New York-born physicist Murray Gell-Mann (1929-2019) was known for his creation of the eightfold way, an ordering system for subatomic particles, comparable to the periodic table. His discovery of the omega-minus particle filled a gap in the system, brought the theory wide acceptance and led to Gell-Mann's winning the Nobel Prize in Physics in 1969.

Listeners: Geoffrey West

Geoffrey West is a Staff Member, Fellow, and Program Manager for High Energy Physics at Los Alamos National Laboratory. He is also a member of The Santa Fe Institute. He is a native of England and was educated at Cambridge University (B.A. 1961). He received his Ph.D. from Stanford University in 1966 followed by post-doctoral appointments at Cornell and Harvard Universities. He returned to Stanford as a faculty member in 1970. He left to build and lead the Theoretical High Energy Physics Group at Los Alamos. He has numerous scientific publications including the editing of three books. His primary interest has been in fundamental questions in Physics, especially those concerning the elementary particles and their interactions. His long-term fascination in general scaling phenomena grew out of his work on scaling in quantum chromodynamics and the unification of all forces of nature. In 1996 this evolved into the highly productive collaboration with James Brown and Brian Enquist on the origin of allometric scaling laws in biology and the development of realistic quantitative models that analyse the influence of size on the structural and functional design of organisms.

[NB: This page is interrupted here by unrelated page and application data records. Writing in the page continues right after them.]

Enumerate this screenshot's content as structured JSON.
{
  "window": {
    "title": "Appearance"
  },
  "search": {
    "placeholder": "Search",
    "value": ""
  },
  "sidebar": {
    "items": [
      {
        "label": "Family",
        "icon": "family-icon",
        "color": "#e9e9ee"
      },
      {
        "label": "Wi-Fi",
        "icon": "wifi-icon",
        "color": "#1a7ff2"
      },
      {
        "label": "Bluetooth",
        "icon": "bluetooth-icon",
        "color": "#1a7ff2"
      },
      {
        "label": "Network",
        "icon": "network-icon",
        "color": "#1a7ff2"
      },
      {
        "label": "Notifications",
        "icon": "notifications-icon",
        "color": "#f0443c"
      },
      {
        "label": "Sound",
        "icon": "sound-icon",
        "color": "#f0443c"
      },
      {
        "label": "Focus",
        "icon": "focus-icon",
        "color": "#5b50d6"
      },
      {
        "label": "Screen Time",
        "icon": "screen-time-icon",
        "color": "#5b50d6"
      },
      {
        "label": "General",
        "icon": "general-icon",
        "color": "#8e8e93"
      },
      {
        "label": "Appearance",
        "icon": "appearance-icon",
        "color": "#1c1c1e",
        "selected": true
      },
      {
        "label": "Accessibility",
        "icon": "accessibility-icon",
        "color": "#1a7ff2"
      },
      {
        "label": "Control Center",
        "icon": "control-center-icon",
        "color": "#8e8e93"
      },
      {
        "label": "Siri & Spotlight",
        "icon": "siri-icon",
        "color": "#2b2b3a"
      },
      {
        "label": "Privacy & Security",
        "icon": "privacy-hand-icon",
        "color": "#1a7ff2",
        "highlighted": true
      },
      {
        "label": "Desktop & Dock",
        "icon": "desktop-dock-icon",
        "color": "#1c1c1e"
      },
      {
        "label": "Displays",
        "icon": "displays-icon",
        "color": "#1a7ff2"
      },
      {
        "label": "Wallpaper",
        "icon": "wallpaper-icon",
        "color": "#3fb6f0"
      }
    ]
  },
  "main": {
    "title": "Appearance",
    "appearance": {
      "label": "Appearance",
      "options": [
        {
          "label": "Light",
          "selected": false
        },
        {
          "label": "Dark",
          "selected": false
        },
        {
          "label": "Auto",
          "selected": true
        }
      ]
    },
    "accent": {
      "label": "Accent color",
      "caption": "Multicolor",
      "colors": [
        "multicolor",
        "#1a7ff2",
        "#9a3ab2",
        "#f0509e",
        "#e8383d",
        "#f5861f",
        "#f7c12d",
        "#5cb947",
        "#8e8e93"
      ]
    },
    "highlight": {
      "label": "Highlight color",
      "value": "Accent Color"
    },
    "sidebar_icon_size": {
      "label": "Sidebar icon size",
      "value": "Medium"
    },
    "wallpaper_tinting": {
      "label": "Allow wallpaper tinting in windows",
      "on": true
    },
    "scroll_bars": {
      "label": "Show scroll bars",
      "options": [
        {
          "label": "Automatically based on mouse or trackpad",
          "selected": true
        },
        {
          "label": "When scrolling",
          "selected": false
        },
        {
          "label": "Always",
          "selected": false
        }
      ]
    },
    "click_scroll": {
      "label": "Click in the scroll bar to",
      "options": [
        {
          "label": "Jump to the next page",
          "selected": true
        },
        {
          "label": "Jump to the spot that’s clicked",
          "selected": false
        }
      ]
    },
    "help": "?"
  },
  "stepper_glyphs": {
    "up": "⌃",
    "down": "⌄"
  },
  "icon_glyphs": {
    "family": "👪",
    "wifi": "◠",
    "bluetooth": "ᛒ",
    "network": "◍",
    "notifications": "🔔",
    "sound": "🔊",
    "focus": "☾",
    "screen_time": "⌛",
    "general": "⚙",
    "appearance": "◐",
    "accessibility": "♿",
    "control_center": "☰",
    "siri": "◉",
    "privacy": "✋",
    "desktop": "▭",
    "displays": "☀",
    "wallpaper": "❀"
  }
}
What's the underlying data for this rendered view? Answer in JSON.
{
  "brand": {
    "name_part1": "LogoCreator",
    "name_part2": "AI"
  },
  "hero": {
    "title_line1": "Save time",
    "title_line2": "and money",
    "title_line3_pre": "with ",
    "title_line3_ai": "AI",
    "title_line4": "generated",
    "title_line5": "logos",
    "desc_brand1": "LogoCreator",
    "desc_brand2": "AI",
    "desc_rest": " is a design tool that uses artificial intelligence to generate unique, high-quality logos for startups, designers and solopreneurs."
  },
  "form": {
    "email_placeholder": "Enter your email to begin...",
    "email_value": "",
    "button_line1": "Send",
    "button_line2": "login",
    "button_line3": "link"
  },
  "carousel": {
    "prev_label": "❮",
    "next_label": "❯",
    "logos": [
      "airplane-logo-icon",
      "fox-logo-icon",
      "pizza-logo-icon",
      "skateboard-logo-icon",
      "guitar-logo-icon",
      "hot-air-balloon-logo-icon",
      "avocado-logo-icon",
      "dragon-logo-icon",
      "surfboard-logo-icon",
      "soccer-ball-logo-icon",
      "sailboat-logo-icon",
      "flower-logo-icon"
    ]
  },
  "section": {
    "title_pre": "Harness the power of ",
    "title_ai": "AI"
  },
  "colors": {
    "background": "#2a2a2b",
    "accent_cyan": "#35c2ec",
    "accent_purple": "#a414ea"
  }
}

Tags: MIT

Duration: 1 minute, 17 seconds

Date story recorded: October 1997

Date story went live: 24 January 2008